--- Provided records Enclosed Below ---

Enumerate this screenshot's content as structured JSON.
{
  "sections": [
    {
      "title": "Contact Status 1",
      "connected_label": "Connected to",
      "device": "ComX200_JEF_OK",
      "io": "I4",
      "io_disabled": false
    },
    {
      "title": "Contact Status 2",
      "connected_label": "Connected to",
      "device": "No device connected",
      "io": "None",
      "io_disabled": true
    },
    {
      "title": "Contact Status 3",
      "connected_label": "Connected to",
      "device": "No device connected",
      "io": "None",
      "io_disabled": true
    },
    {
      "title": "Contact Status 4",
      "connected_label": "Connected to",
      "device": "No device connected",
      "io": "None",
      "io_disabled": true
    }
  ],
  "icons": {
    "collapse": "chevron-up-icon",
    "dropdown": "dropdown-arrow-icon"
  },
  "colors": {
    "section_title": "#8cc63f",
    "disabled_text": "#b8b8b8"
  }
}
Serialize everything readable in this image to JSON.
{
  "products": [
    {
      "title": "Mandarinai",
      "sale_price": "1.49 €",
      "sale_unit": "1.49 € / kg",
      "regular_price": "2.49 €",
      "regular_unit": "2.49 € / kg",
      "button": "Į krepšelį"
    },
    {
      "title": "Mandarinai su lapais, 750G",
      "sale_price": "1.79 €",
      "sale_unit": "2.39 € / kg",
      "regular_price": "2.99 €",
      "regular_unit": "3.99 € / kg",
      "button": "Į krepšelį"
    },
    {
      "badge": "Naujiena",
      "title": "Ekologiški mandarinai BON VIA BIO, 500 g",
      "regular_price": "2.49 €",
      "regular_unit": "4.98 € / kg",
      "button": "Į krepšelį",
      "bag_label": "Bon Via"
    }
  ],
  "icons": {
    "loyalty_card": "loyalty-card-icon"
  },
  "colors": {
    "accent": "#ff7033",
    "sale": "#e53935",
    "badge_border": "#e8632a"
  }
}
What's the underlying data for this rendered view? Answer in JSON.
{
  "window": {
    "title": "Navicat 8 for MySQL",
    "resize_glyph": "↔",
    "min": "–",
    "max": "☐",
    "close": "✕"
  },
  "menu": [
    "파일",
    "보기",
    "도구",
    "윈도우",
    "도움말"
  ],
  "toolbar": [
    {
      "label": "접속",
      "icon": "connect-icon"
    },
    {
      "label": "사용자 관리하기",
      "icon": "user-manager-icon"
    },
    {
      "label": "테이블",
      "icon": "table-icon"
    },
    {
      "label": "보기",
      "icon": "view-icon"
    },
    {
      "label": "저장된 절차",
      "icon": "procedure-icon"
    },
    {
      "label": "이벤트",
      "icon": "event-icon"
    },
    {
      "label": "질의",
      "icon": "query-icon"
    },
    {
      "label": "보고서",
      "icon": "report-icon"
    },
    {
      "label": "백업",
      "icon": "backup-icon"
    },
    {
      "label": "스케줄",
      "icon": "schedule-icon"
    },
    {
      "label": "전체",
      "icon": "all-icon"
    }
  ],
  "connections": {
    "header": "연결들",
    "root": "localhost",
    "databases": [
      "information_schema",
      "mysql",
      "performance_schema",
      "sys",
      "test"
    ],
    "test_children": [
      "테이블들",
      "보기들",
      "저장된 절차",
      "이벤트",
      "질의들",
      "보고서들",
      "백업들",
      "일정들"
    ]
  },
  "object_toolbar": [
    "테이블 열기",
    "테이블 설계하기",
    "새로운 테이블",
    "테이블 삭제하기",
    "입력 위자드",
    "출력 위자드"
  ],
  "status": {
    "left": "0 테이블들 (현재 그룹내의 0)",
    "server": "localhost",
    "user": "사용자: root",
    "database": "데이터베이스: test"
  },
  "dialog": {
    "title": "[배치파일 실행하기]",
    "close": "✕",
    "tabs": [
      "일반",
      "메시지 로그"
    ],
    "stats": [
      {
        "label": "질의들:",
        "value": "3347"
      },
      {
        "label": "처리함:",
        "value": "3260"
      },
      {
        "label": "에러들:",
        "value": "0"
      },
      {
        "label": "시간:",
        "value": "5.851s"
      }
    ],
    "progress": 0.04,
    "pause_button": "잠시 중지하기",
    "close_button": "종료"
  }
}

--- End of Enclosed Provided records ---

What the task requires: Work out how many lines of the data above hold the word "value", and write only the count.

Answer to the problem: 4